Each line below that holds the word "chart" counts once; state the total number of such lines and nothing else.

(Extracted entries Opens)

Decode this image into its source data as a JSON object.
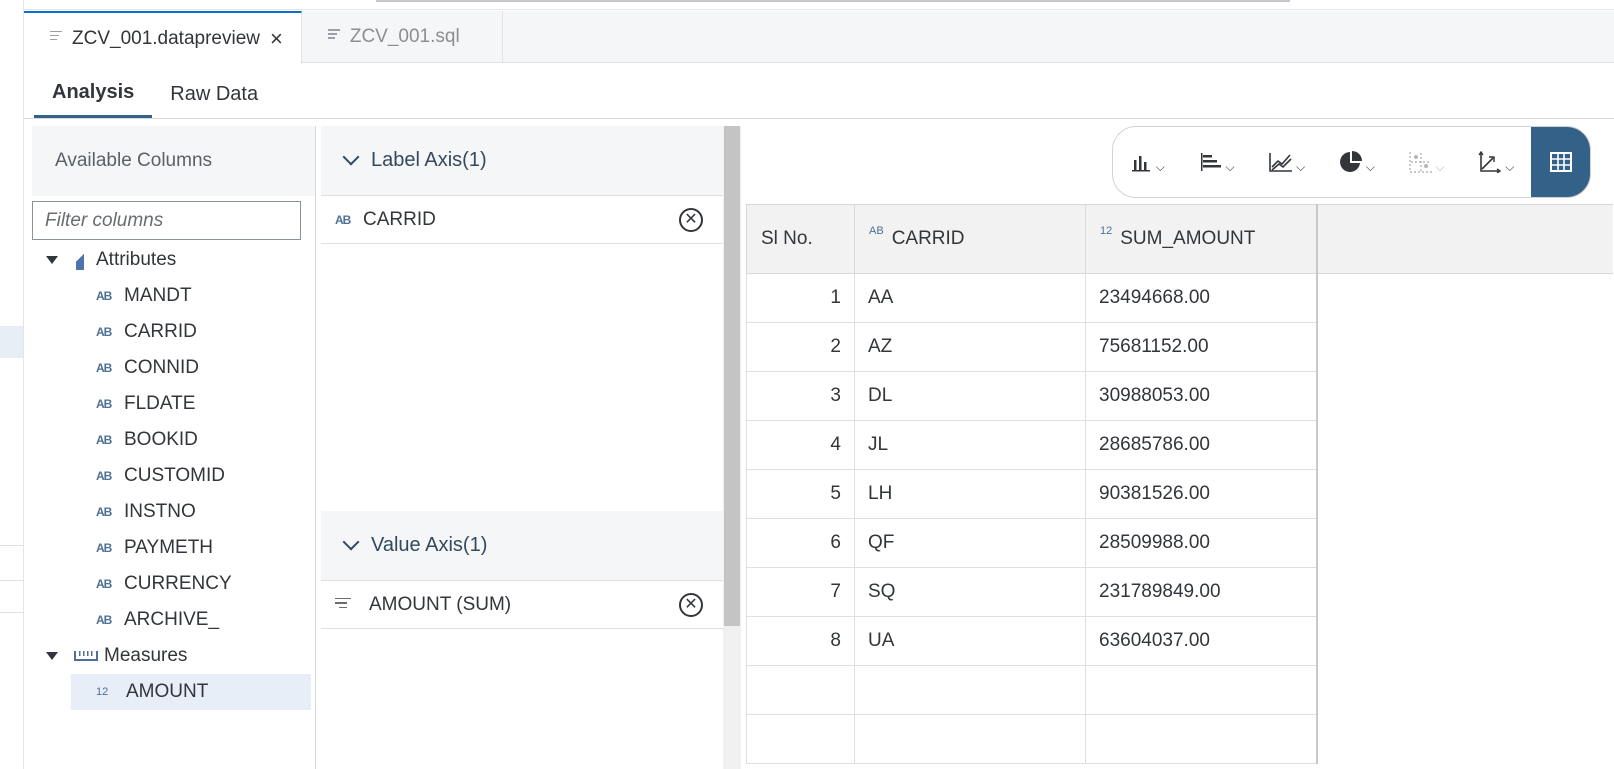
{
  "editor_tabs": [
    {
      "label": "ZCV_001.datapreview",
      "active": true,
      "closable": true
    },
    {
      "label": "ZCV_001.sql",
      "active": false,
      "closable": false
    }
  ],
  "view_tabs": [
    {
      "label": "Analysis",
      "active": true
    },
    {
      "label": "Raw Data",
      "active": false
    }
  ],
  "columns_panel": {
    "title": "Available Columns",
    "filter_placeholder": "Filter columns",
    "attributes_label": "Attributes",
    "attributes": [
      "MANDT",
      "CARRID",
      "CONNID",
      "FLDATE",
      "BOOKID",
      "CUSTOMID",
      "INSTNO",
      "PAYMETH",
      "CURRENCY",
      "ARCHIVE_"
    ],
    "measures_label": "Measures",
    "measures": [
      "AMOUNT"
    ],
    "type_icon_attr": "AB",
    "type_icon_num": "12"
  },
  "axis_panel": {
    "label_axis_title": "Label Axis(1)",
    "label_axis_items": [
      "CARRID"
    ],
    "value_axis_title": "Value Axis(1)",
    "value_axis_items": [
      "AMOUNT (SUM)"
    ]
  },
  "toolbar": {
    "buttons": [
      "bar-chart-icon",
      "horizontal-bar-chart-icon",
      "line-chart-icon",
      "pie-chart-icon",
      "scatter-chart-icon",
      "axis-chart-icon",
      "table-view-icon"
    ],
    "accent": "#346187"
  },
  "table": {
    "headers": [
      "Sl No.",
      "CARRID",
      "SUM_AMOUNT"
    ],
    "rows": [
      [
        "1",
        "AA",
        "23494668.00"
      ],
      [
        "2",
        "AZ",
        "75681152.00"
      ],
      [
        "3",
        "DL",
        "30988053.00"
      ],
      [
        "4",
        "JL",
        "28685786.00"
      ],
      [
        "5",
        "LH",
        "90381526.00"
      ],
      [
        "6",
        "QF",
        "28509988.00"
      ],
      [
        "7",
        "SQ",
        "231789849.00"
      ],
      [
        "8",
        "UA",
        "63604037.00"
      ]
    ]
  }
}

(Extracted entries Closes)

• **Reply**
6